FARE's clinical club is only for clinical trials; most (but not all) of the private practice OIT allergists are not also doing trials, though some do.  We couldn't get into a clinical trial, waited for years/were patients for 10 1/2 years at a 'clinical club,', and are so happy to finally be doing OIT with a private practice OIT allergist a 1/2 from my house for peanut/egg (2 different kids).  Covered by insurance, fyi.  I waited for an allergist close (my goal was one hour's drive) b/c we're going to next work through my older son's many allergies and it will probably take a few years.

name

  • Guest
Re: Desensitization Programs in the US -- OIT SLIT SCIT
« Reply #206 on: December 23, 2016, 12:35:12 PM »
Allergy Bro needs his firm NO to be respected.  No does not mean maybe.  Unconcerned with intense internet feels, more to firmly discourage multiplying his clear lack of consent and really disrespect to the liability med professionals face.  Whatever drama happens elsewhere should not be replicated here.

Quote
Dr. Dave Stukus ‏@AllergyKidsDoc
.@suziefro please do me a favor - take my name off your site. You know you stole this quote & are misrepresenting me. pic.twitter.com/Z1x09925Bw[\quote]


twitter.com/AllergyKidsDoc/status/806347634562793472/photo/1

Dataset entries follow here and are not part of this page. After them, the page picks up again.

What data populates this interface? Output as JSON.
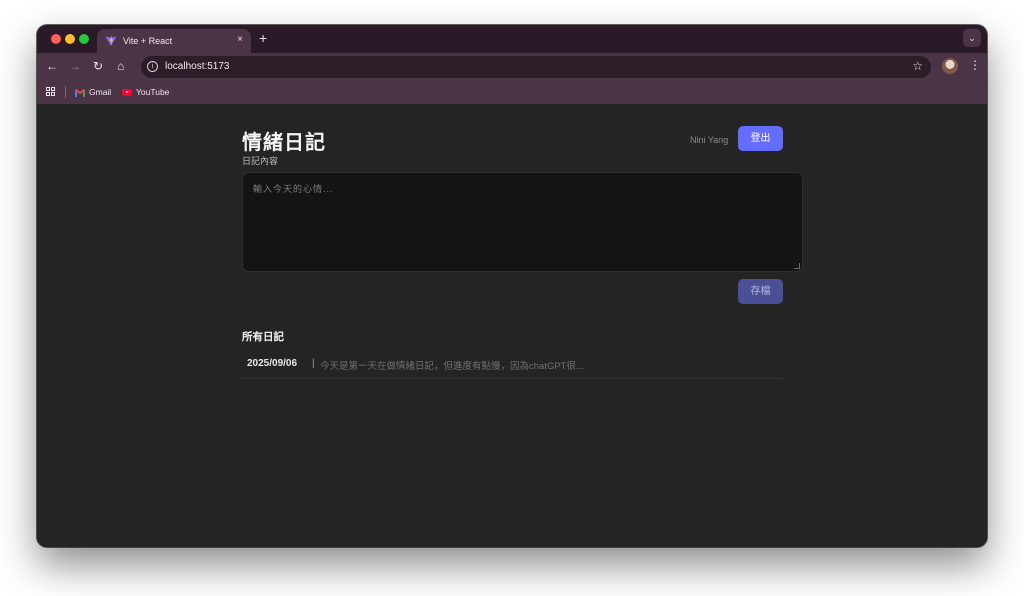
{
  "browser": {
    "tab_title": "Vite + React",
    "tab_close": "×",
    "new_tab": "+",
    "url": "localhost:5173",
    "bookmarks": [
      {
        "label": "Gmail"
      },
      {
        "label": "YouTube"
      }
    ]
  },
  "app": {
    "title": "情緒日記",
    "username": "Nini Yang",
    "logout_label": "登出",
    "editor_label": "日記內容",
    "editor_placeholder": "輸入今天的心情...",
    "save_label": "存檔",
    "list_title": "所有日記",
    "entries": [
      {
        "date": "2025/09/06",
        "separator": "|",
        "preview": "今天是第一天在做情緒日記，但進度有點慢，因為chatGPT很..."
      }
    ]
  },
  "colors": {
    "accent": "#646cff",
    "accent_disabled": "#4b4f95",
    "page_bg": "#242424",
    "browser_chrome": "#4a3445"
  },
  "icons": [
    "vite-icon",
    "close-icon",
    "plus-icon",
    "chevron-down-icon",
    "back-icon",
    "forward-icon",
    "reload-icon",
    "home-icon",
    "info-icon",
    "star-icon",
    "avatar",
    "kebab-menu-icon",
    "apps-icon",
    "gmail-icon",
    "youtube-icon"
  ]
}
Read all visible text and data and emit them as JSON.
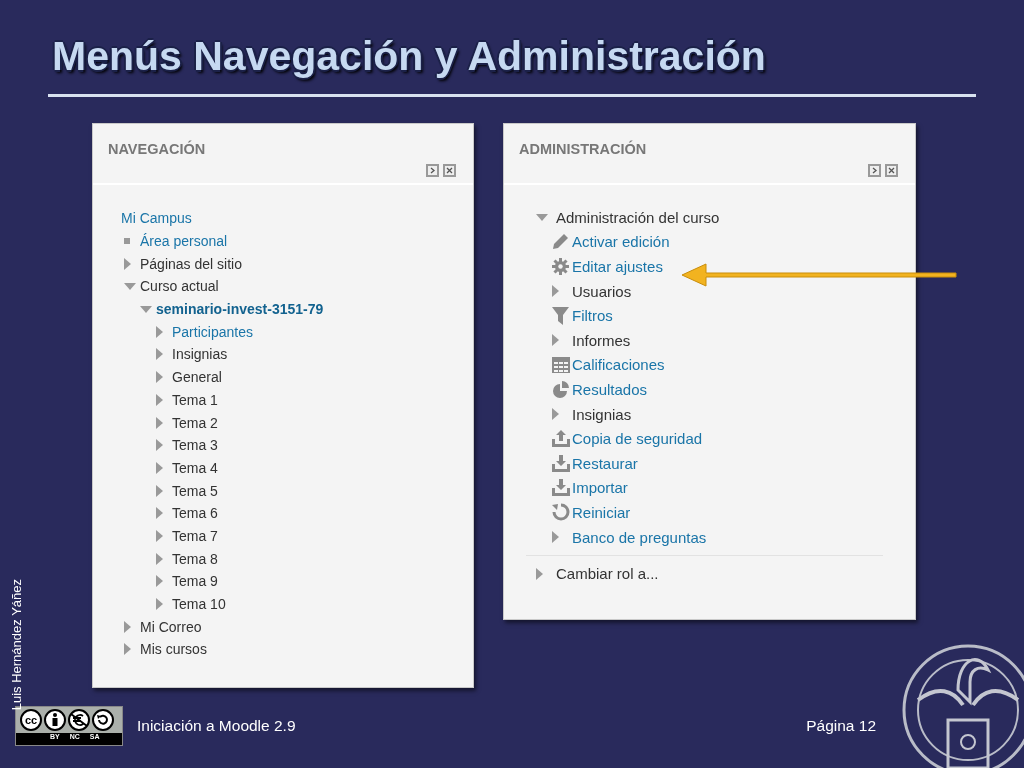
{
  "slide": {
    "title": "Menús Navegación y Administración",
    "author": "Luis Hernández Yáñez",
    "footer": "Iniciación a Moodle 2.9",
    "page": "Página 12",
    "license_badge": {
      "symbol": "cc",
      "labels": [
        "BY",
        "NC",
        "SA"
      ]
    }
  },
  "navigation": {
    "title": "NAVEGACIÓN",
    "items": [
      {
        "label": "Mi Campus",
        "kind": "root",
        "link": true,
        "children": [
          {
            "label": "Área personal",
            "kind": "leaf",
            "link": true
          },
          {
            "label": "Páginas del sitio",
            "kind": "branch",
            "expanded": false,
            "link": false
          },
          {
            "label": "Curso actual",
            "kind": "branch",
            "expanded": true,
            "link": false,
            "children": [
              {
                "label": "seminario-invest-3151-79",
                "kind": "branch",
                "expanded": true,
                "link": true,
                "current": true,
                "children": [
                  {
                    "label": "Participantes",
                    "kind": "branch",
                    "expanded": false,
                    "link": true
                  },
                  {
                    "label": "Insignias",
                    "kind": "branch",
                    "expanded": false,
                    "link": false
                  },
                  {
                    "label": "General",
                    "kind": "branch",
                    "expanded": false,
                    "link": false
                  },
                  {
                    "label": "Tema 1",
                    "kind": "branch",
                    "expanded": false,
                    "link": false
                  },
                  {
                    "label": "Tema 2",
                    "kind": "branch",
                    "expanded": false,
                    "link": false
                  },
                  {
                    "label": "Tema 3",
                    "kind": "branch",
                    "expanded": false,
                    "link": false
                  },
                  {
                    "label": "Tema 4",
                    "kind": "branch",
                    "expanded": false,
                    "link": false
                  },
                  {
                    "label": "Tema 5",
                    "kind": "branch",
                    "expanded": false,
                    "link": false
                  },
                  {
                    "label": "Tema 6",
                    "kind": "branch",
                    "expanded": false,
                    "link": false
                  },
                  {
                    "label": "Tema 7",
                    "kind": "branch",
                    "expanded": false,
                    "link": false
                  },
                  {
                    "label": "Tema 8",
                    "kind": "branch",
                    "expanded": false,
                    "link": false
                  },
                  {
                    "label": "Tema 9",
                    "kind": "branch",
                    "expanded": false,
                    "link": false
                  },
                  {
                    "label": "Tema 10",
                    "kind": "branch",
                    "expanded": false,
                    "link": false
                  }
                ]
              }
            ]
          },
          {
            "label": "Mi Correo",
            "kind": "branch",
            "expanded": false,
            "link": false
          },
          {
            "label": "Mis cursos",
            "kind": "branch",
            "expanded": false,
            "link": false
          }
        ]
      }
    ]
  },
  "administration": {
    "title": "ADMINISTRACIÓN",
    "items": [
      {
        "label": "Administración del curso",
        "kind": "branch",
        "expanded": true,
        "link": false,
        "children": [
          {
            "label": "Activar edición",
            "kind": "pencil",
            "link": true
          },
          {
            "label": "Editar ajustes",
            "kind": "gear",
            "link": true,
            "highlighted": true
          },
          {
            "label": "Usuarios",
            "kind": "branch",
            "expanded": false,
            "link": false
          },
          {
            "label": "Filtros",
            "kind": "filter",
            "link": true
          },
          {
            "label": "Informes",
            "kind": "branch",
            "expanded": false,
            "link": false
          },
          {
            "label": "Calificaciones",
            "kind": "table",
            "link": true
          },
          {
            "label": "Resultados",
            "kind": "pie",
            "link": true
          },
          {
            "label": "Insignias",
            "kind": "branch",
            "expanded": false,
            "link": false
          },
          {
            "label": "Copia de seguridad",
            "kind": "upload",
            "link": true
          },
          {
            "label": "Restaurar",
            "kind": "download",
            "link": true
          },
          {
            "label": "Importar",
            "kind": "download",
            "link": true
          },
          {
            "label": "Reiniciar",
            "kind": "reset",
            "link": true
          },
          {
            "label": "Banco de preguntas",
            "kind": "branch",
            "expanded": false,
            "link": true
          }
        ]
      },
      {
        "label": "Cambiar rol a...",
        "kind": "branch",
        "expanded": false,
        "link": false
      }
    ]
  }
}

This post does not constitute an endorsement of Allergy Bro.  On this single issue I will not let any of my activity be complicit in any intended or unintended attempt to co-opt his.

Offline ajasfolks2

  • Global Moderator
  • Member
  • ****
  • Posts: 11,889
  • Committee Member Firebird
Re: Desensitization Programs in the US -- OIT SLIT SCIT
« Reply #207 on: February 08, 2017, 07:46:32 AM »
Putting this here -- need to research -- feel free to comment

Allergic Tension Fatigue Syndrome

and depression as poss side effect of some food allergy treatments (OIT esp??) . . . .



Not necessarily about anxiety or depression due to fear of ingesting allergen(s), but instead an actual physical or chemical reaction that is the body's response to the allergen?  Does that makes sense?

 
« Last Edit: February 08, 2017, 07:50:31 AM by ajasfolks2 »
Is this where I blame iPhone and cuss like an old fighter pilot's wife?

**(&%@@&%$^%$#^%$#$*&      LOL!!   

Offline ajasfolks2

  • Global Moderator
  • Member
  • ****
  • Posts: 11,889
  • Committee Member Firebird
Re: Desensitization Programs in the US -- OIT SLIT SCIT
« Reply #208 on: February 08, 2017, 07:53:42 AM »

  Covered by insurance, fyi.


Yeah, well, just FYI.  The "how" this is being covered by insurance (as to HOW it is billed by medical care provider) is potentially a huge problem.

Filing every OIT visit as a "food challenge" is NOT what was intended for that CPT code and coverage thank you very much.
Is this where I blame iPhone and cuss like an old fighter pilot's wife?

**(&%@@&%$^%$#^%$#$*&      LOL!!   

Offline hk

  • Member
  • ***
  • Posts: 1,923
Re: Desensitization Programs in the US -- OIT SLIT SCIT
« Reply #209 on: April 03, 2017, 03:00:20 PM »
Putting this here -- need to research -- feel free to comment

Allergic Tension Fatigue Syndrome

and depression as poss side effect of some food allergy treatments (OIT esp??) . . . .



Not necessarily about anxiety or depression due to fear of ingesting allergen(s), but instead an actual physical or chemical reaction that is the body's response to the allergen?  Does that makes sense?


I need to look into this.  DD is starting OIT this week and already has a history of anxiety. 
DD (13 yo) - peanut, tree nut, egg, sesame, avocado, cherries, mango and possibly fish?
Me - EoE